I’ve written previously about cease and desist letters (also known as letters before action) regarding Taylor Swift and Netflix: as evidenced in these two instances, the standard legal documents can be ridiculous, cheeky, or even rather funny. But Budweiser recently took things to a whole new level when it used a medieval town crier to deliver a cease and desist handwritten scroll to Modist, a Minnesota brewery.

American beer company Budweiser launched Game of Thrones-like commercials set in the middle ages, with lords and ladies in authentic(ish) costumes repeating the nonsensical phrase “Dilly Dilly!” In one commercial, banquet invitees approach the king and queen to offer gifts. One man presents a six-pack of Bud Light to the king, who then exclaims, “Sir Jeremy, you are a true friend of the crown. Dilly Dilly!” The members of the royal court then all raise their Bud Lights in response, shouting “Dilly Dilly!” in approval. When the next guest presents a spiced honey mead wine instead of a Bud Light, the king tosses him into the pit of misery.

Continue reading “Cease and Desist, Dilly Dilly!”

The Monarchy, Meghan, and Trade Marks

The Monarchy, Meghan, and Trade Marks

Kensington Palace announced this week that Prince Harry and Meghan Markle are officially engaged, and are expected to marry next May. Before we dismiss the celebrations as just another celebrity extravaganza, it’s important to remember that the upcoming nuptials will benefit the economy, too.

This year, the British Monarchy generated £1.77 billion to the UK economy. This includes a £50 million contribution for fictional shows like The Crown and Victoria, which offer a glimpse into the mystique of the Royal family. The figure also takes into consideration £550 million from tourism: in 2016, 2.7 million people visited Buckingham Palace alone.

When William and Kate married in 2011, the British economy was boosted by £2 billion, with £26 million being from Wills and Kate souvenirs and merchandise. Likewise for Harry and Meghan, brands and retailers will want to capitalise on the goodwill and excitement surrounding another Royal wedding. However, certain rules apply to businesses wishing to use images of the Royal family, or their associated symbols and phrases.

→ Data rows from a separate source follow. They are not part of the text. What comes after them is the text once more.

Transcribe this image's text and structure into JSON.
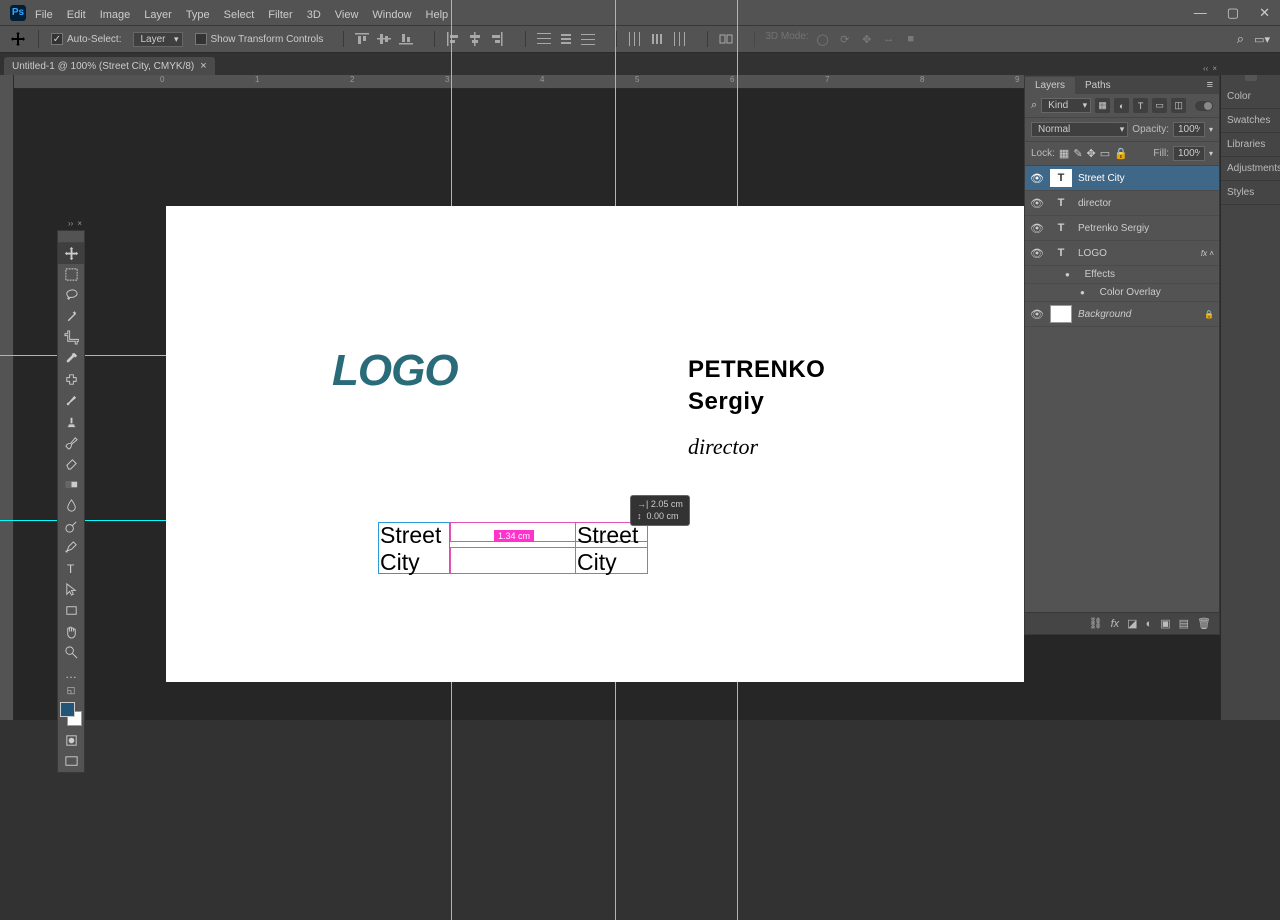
{
  "menu": [
    "File",
    "Edit",
    "Image",
    "Layer",
    "Type",
    "Select",
    "Filter",
    "3D",
    "View",
    "Window",
    "Help"
  ],
  "options": {
    "autoSelect": "Auto-Select:",
    "layer": "Layer",
    "showTransform": "Show Transform Controls",
    "threeDMode": "3D Mode:"
  },
  "docTab": "Untitled-1 @ 100% (Street City, CMYK/8)",
  "rulerMarks": [
    "0",
    "1",
    "2",
    "3",
    "4",
    "5",
    "6",
    "7",
    "8",
    "9"
  ],
  "canvas": {
    "logo": "LOGO",
    "nameLine1": "PETRENKO",
    "nameLine2": "Sergiy",
    "role": "director",
    "street": "Street",
    "city": "City",
    "smartGuideDim": "1.34 cm",
    "moveHud": {
      "dx": "2.05 cm",
      "dy": "0.00 cm"
    }
  },
  "rightTabs": [
    "Color",
    "Swatches",
    "Libraries",
    "Adjustments",
    "Styles"
  ],
  "layersPanel": {
    "tabs": [
      "Layers",
      "Paths"
    ],
    "kind": "Kind",
    "blend": "Normal",
    "opacityLabel": "Opacity:",
    "opacity": "100%",
    "lockLabel": "Lock:",
    "fillLabel": "Fill:",
    "fill": "100%",
    "layers": [
      {
        "name": "Street City",
        "type": "T",
        "selected": true
      },
      {
        "name": "director",
        "type": "T"
      },
      {
        "name": "Petrenko Sergiy",
        "type": "T"
      },
      {
        "name": "LOGO",
        "type": "T",
        "fx": true
      },
      {
        "name": "Effects",
        "sub": true
      },
      {
        "name": "Color Overlay",
        "sub2": true
      },
      {
        "name": "Background",
        "type": "bg",
        "locked": true
      }
    ]
  }
}
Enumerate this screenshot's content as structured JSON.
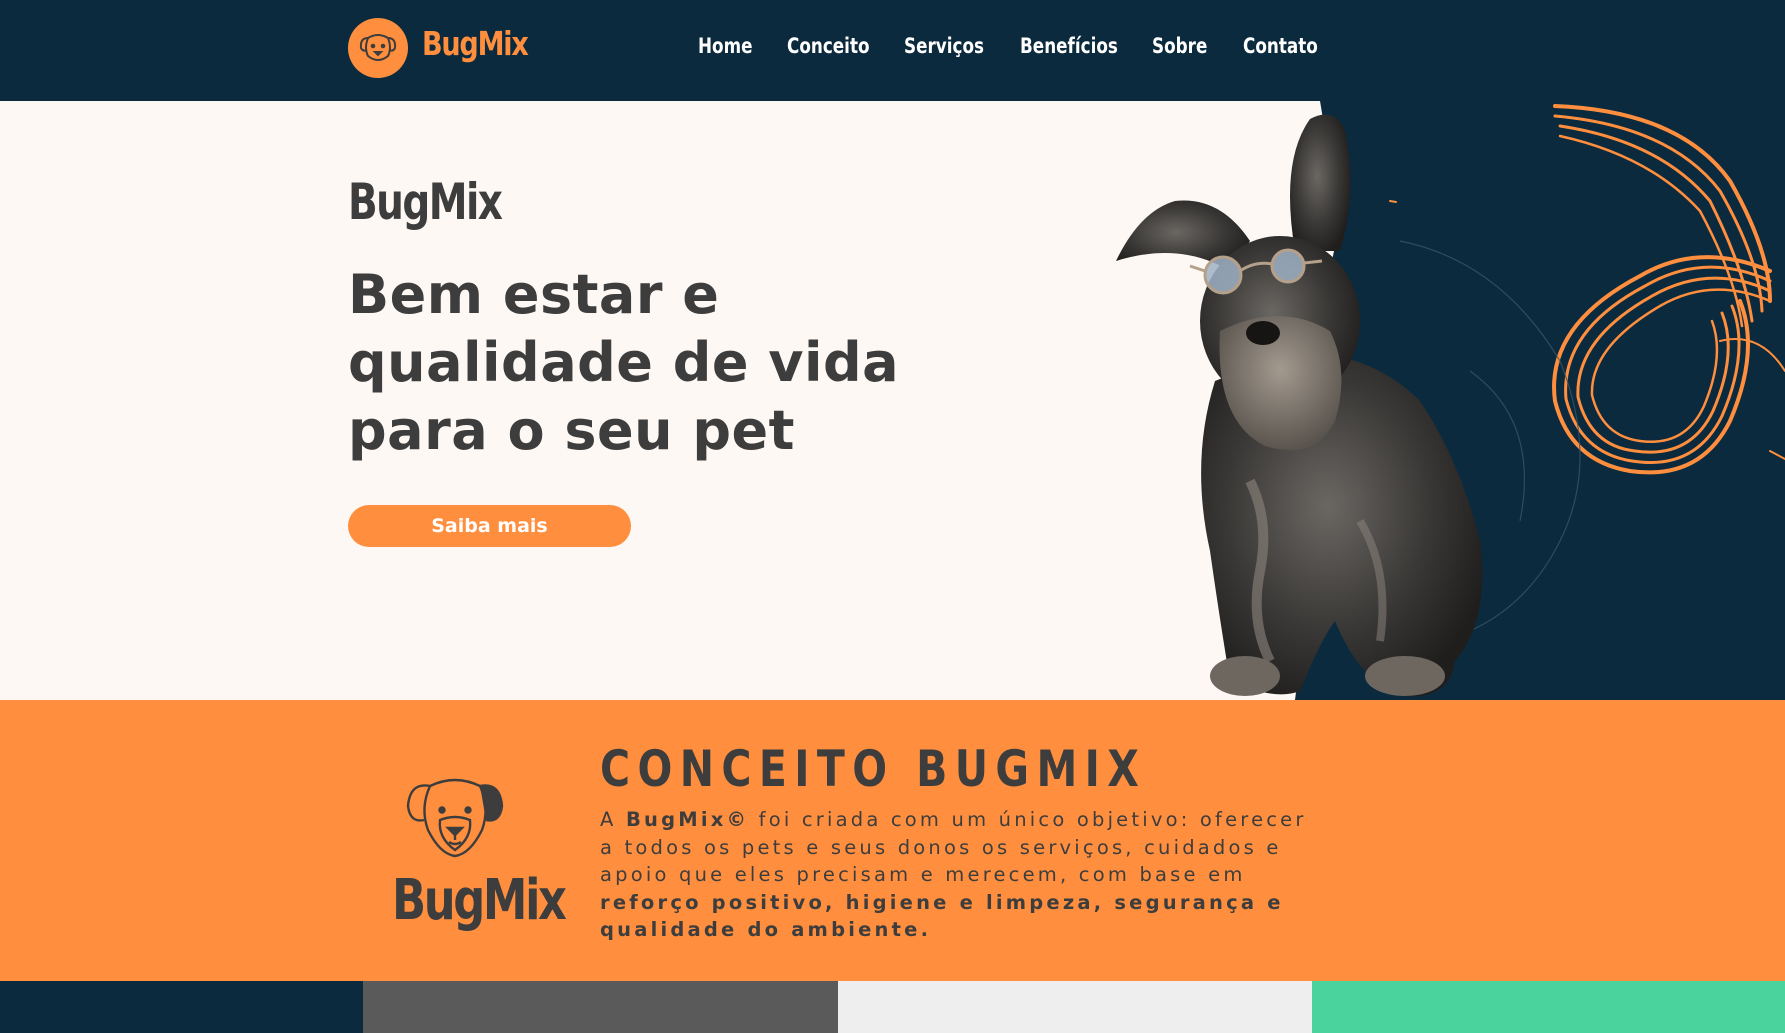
{
  "header": {
    "brand": "BugMix",
    "nav": [
      "Home",
      "Conceito",
      "Serviços",
      "Benefícios",
      "Sobre",
      "Contato"
    ]
  },
  "hero": {
    "brand": "BugMix",
    "title_line1": "Bem estar e",
    "title_line2": "qualidade de vida",
    "title_line3": "para o seu pet",
    "cta_label": "Saiba mais"
  },
  "concept": {
    "logo_text": "BugMix",
    "title": "CONCEITO BUGMIX",
    "text_1": "A ",
    "text_2": "BugMix©",
    "text_3": " foi criada com um único objetivo: oferecer a todos os pets e seus donos os serviços, cuidados e apoio que eles precisam e merecem, com base em ",
    "text_4": "reforço positivo, higiene e limpeza, segurança e qualidade do ambiente."
  },
  "colors": {
    "navy": "#0b2a3d",
    "orange": "#ff8f3e",
    "dark_text": "#3d3d3d",
    "cream": "#fdf8f4",
    "strip_gray": "#5a5a5a",
    "strip_light": "#eeeeee",
    "strip_green": "#4bd39e"
  },
  "icons": {
    "logo": "dog-face-icon",
    "hero_image": "schnauzer-dog-with-glasses-image"
  }
}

Continue reading “The Monarchy, Meghan, and Trade Marks”